Many immediately associate the concept of content marketing with B2B; lengthy white papers filled with fancy industry-speak that are distributed to high-level executives through channels like LinkedIn and downloaded via a lead-generating landing page form. While content marketing can certainly include large, educational pieces like white papers and e-books, B2C content marketing opens the door to many additional forms of content that are much more suitable for a non-business audience. If you’ve ever thought to yourself, “my audience wouldn’t read a 5-10 page PDF, so content marketing doesn’t make sense for my business,” take a look at these four alternative types of content that B2C marketers and brands can create:
1. Video – Video content is perfectly suited for B2C content marketing because this form of content is easily consumed and shared on a variety of social media channels, and a great way to communicate with audiences of all education levels. Though video may seem expensive or out of reach for those with small marketing budgets, the rise of mobile and the popularity of video platforms like Vine and (now) Instagram have made the “Oh, I just shot this with my iPhone” look and feel appropriate for brands, too. Though you should still invest in very basic equipment like a tripod and lighting, a film crew and video production team isn’t necessarily required for creating unique and engaging videos that can be used for content marketing.
2. Podcasts – Though audio may be considered more of an “old school” media, 93% of adults in the US still listen to the radio, and 25% regularly listen to online podcasts. While videos should mostly be short and sweet, a podcast should be at least 15 minutes long, so there may be some more upfront planning involved as far as deciding what you are going to say. Production costs, however, can be kept relatively low with just a mic, audio software, and a few other pieces of optional equipment. For audio content marketing, keep in mind that because being visually-engaged isn’t required, users are likely doing other things while listening to your podcast – working out, traveling, cleaning, etc. – so you may need to go the extra mile to maintain engagement and get your message across.
3. Infographics – Visual content marketing tends to work across all industries. Like video, they are easily consumed and highly shareable, plus they’re a great form of a content to use as part of a blogger or influencer outreach program. Infographics are great for telling a story, sharing statistics, or visually displaying list (top ten, etc.) content. While graphic designers with experience building infographics are the best for creating this content, there are also a variety of free infographic tools available that can turn anyone into a budding designer. If you want to give it a go yourself, try Visual.ly, Piktochart, or Infogr.am.
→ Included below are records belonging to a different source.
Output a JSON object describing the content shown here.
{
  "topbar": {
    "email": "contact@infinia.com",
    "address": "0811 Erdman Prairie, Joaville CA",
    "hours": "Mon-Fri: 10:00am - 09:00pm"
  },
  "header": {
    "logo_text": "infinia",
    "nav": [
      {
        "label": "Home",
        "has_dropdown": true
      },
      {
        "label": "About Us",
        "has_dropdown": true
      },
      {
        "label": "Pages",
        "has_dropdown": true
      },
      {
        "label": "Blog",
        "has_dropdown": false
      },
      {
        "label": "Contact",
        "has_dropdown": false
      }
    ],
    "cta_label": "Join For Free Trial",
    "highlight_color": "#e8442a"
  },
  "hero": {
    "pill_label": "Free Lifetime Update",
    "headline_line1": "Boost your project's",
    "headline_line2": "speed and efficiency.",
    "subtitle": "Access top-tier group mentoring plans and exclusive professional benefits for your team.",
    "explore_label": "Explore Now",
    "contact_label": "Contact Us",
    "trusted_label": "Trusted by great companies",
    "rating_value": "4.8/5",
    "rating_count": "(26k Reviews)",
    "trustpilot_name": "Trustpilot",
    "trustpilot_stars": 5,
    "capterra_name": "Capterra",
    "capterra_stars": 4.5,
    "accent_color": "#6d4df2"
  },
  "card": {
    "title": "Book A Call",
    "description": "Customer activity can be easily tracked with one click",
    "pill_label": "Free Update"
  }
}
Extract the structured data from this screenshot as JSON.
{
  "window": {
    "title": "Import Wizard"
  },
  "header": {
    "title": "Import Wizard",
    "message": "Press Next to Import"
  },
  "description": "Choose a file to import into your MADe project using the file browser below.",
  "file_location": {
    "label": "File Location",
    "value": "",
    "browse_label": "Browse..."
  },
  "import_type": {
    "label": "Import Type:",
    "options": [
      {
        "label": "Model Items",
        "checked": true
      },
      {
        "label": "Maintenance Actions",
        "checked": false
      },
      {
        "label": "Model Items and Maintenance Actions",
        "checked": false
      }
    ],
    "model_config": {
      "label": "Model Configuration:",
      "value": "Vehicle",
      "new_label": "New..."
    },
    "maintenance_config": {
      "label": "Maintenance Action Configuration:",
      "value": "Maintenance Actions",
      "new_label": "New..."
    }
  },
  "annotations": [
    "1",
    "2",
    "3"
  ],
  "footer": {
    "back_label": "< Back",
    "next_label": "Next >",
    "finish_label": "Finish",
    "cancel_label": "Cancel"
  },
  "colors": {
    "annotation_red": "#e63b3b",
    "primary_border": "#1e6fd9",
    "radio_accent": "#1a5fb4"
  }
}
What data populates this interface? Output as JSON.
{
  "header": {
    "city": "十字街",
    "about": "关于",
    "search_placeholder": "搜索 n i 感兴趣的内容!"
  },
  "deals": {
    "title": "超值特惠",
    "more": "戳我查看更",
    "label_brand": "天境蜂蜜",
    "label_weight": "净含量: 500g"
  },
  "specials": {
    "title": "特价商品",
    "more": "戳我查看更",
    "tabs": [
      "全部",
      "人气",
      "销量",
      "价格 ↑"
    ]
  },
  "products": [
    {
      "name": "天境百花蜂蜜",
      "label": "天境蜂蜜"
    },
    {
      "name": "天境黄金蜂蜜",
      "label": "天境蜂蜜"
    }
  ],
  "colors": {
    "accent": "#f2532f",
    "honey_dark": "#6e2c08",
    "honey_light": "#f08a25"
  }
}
4. BuzzFeed – Ok, so this isn’t necessarily a content type in and of itself, but it does drive home the point that content marketing is more than just boring white papers. With almost 20 million uniques a month, BuzzFeed – although hardly the first to do this, but possibly the best – has created a business around content marketing. It may seem like this growing site is filled only with funny articles and best photo lists of cats, corgis, and things that remind you of your childhood, but many of BuzzFeed’s posts are actually sponsored content from well-known brands like Virgin Mobile, Taco Bell, and GE (you can view the BuzzFeed case studies from these brands here). However, because this branded content doesn’t sound like an advertisement or even read like something that comes from a brand at all, these posts are often widely shared and highly viral.
People of all demographics, education levels, and interests consume numerous pieces of content on a daily basis. If you want your brand on their radar, it’s simply a matter of finding the form of content that will suite your audience best.